On Monday 11 August 2003 05:07 pm, Laurent DENIEL wrote:
> HP/Compaq/Digital used to have the same approach with their Netrain
> implementation, and from one release of Tru64 UNIX to another, they
> could no longer support resolution ala milli-seconds but only
> seconds due to the move of such "richness" to user space (among
> other things). I am not saying that doing so on Linux will result
> to the same, but a minimal failover policy shall remain in the
> kernel for performance reason ... (or a user space facility could
> exist to *configure* such policy but without direct interaction
> with user space when the kernel has to decide).
That was my point. Thank you for putting it into better words.
If high availbilty and fast failovers are what's needed, why move it
out of kernel space and put it in an application ? How fast could it
work compared to a kernel module ? Why need an extra piece of code
running in user space (daemon?) to monitor a module when the module
can do that itself ?
If smarter behavior is needed (e.g. falling to eth4 instead of eth1
when eth0 fails), we can add some priority mechanism to the driver to

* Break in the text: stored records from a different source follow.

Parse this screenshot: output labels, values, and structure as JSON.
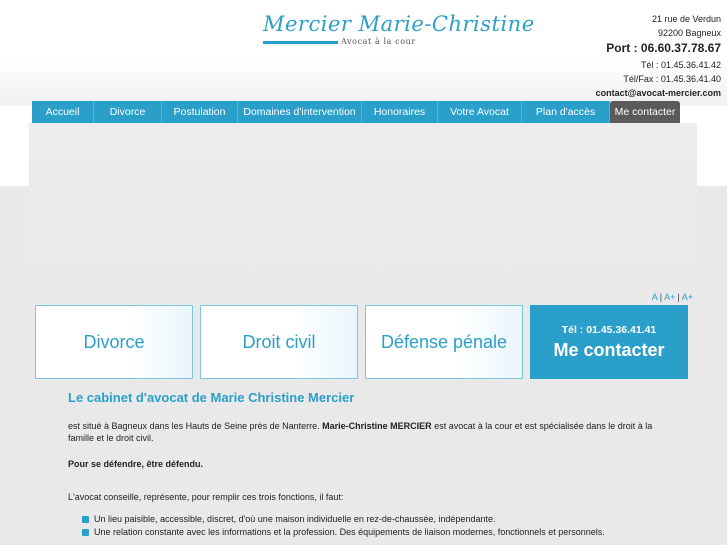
{
  "header": {
    "logo_name": "Mercier Marie-Christine",
    "logo_subtitle": "Avocat à la cour",
    "address_line1": "21 rue de Verdun",
    "address_line2": "92200 Bagneux",
    "port": "Port : 06.60.37.78.67",
    "tel": "Tél : 01.45.36.41.42",
    "telfax": "Tél/Fax : 01.45.36.41.40",
    "email": "contact@avocat-mercier.com"
  },
  "nav": {
    "items": [
      {
        "label": "Accueil"
      },
      {
        "label": "Divorce"
      },
      {
        "label": "Postulation"
      },
      {
        "label": "Domaines d'intervention"
      },
      {
        "label": "Honoraires"
      },
      {
        "label": "Votre Avocat"
      },
      {
        "label": "Plan d'accès"
      },
      {
        "label": "Me contacter"
      }
    ]
  },
  "font_size_control": {
    "a_small": "A",
    "a_medium": "A+",
    "a_large": "A+",
    "separator": "|"
  },
  "tiles": {
    "divorce": "Divorce",
    "droit_civil": "Droit civil",
    "defense_penale": "Défense pénale",
    "contact_tel": "Tél : 01.45.36.41.41",
    "contact_label": "Me contacter"
  },
  "content": {
    "title": "Le cabinet d'avocat de Marie Christine Mercier",
    "p1_start": "est situé à Bagneux dans les Hauts de Seine près de Nanterre. ",
    "p1_bold": "Marie-Christine MERCIER",
    "p1_end": " est avocat à la cour et est spécialisée dans le droit à la famille et le droit civil.",
    "p2": "Pour se défendre, être défendu.",
    "p3": "L'avocat conseille, représente, pour remplir ces trois fonctions, il faut:",
    "bullets": [
      "Un lieu paisible, accessible, discret, d'où une maison individuelle en rez-de-chaussée, indépendante.",
      "Une relation constante avec les informations et la profession. Des équipements de liaison modernes, fonctionnels et personnels."
    ]
  },
  "colors": {
    "accent": "#2a9fc9",
    "nav_active": "#5b5b5b",
    "background": "#e9e9e9"
  }
}
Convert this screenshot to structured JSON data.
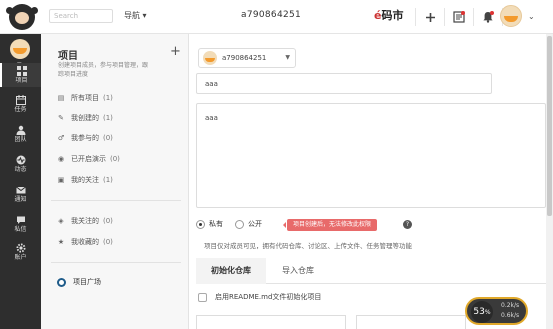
{
  "topbar": {
    "search_placeholder": "Search",
    "nav_label": "导航",
    "title": "a790864251",
    "brand_mark": "é",
    "brand_text": "码市"
  },
  "rail": [
    {
      "label": "项目",
      "icon": "grid-icon",
      "active": true
    },
    {
      "label": "任务",
      "icon": "calendar-icon",
      "active": false
    },
    {
      "label": "团队",
      "icon": "team-icon",
      "active": false
    },
    {
      "label": "动态",
      "icon": "pulse-icon",
      "active": false
    },
    {
      "label": "通知",
      "icon": "mail-icon",
      "active": false
    },
    {
      "label": "私信",
      "icon": "chat-icon",
      "active": false
    },
    {
      "label": "账户",
      "icon": "gear-icon",
      "active": false
    }
  ],
  "panel": {
    "title": "项目",
    "description": "创建项目成员，参与项目管理，跟踪项目进度",
    "items": [
      {
        "label": "所有项目",
        "count": "(1)",
        "icon": "list-icon"
      },
      {
        "label": "我创建的",
        "count": "(1)",
        "icon": "edit-icon"
      },
      {
        "label": "我参与的",
        "count": "(0)",
        "icon": "user-icon"
      },
      {
        "label": "已开启演示",
        "count": "(0)",
        "icon": "play-icon"
      },
      {
        "label": "我的关注",
        "count": "(1)",
        "icon": "archive-icon"
      }
    ],
    "items2": [
      {
        "label": "我关注的",
        "count": "(0)",
        "icon": "eye-icon"
      },
      {
        "label": "我收藏的",
        "count": "(0)",
        "icon": "star-icon"
      }
    ],
    "plaza_label": "项目广场"
  },
  "form": {
    "owner": "a790864251",
    "project_name": "aaa",
    "description": "aaa",
    "visibility": {
      "private_label": "私有",
      "public_label": "公开",
      "tip": "项目创建后，无法修改此权限",
      "help": "?",
      "note": "项目仅对成员可见，拥有代码仓库、讨论区、上传文件、任务管理等功能"
    },
    "tabs": [
      {
        "label": "初始化仓库",
        "active": true
      },
      {
        "label": "导入仓库",
        "active": false
      }
    ],
    "readme_label": "启用README.md文件初始化项目"
  },
  "widget": {
    "value": "53",
    "unit": "%",
    "line1": "0.2k/s",
    "line2": "0.6k/s"
  },
  "colors": {
    "rail_bg": "#2e2e2e",
    "tip_bg": "#e86a6a",
    "widget_border": "#e0a82a"
  }
}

do that when it decides to swap. Otherwise, we'll be devleoping
applications from now on, not the Linux kernel :)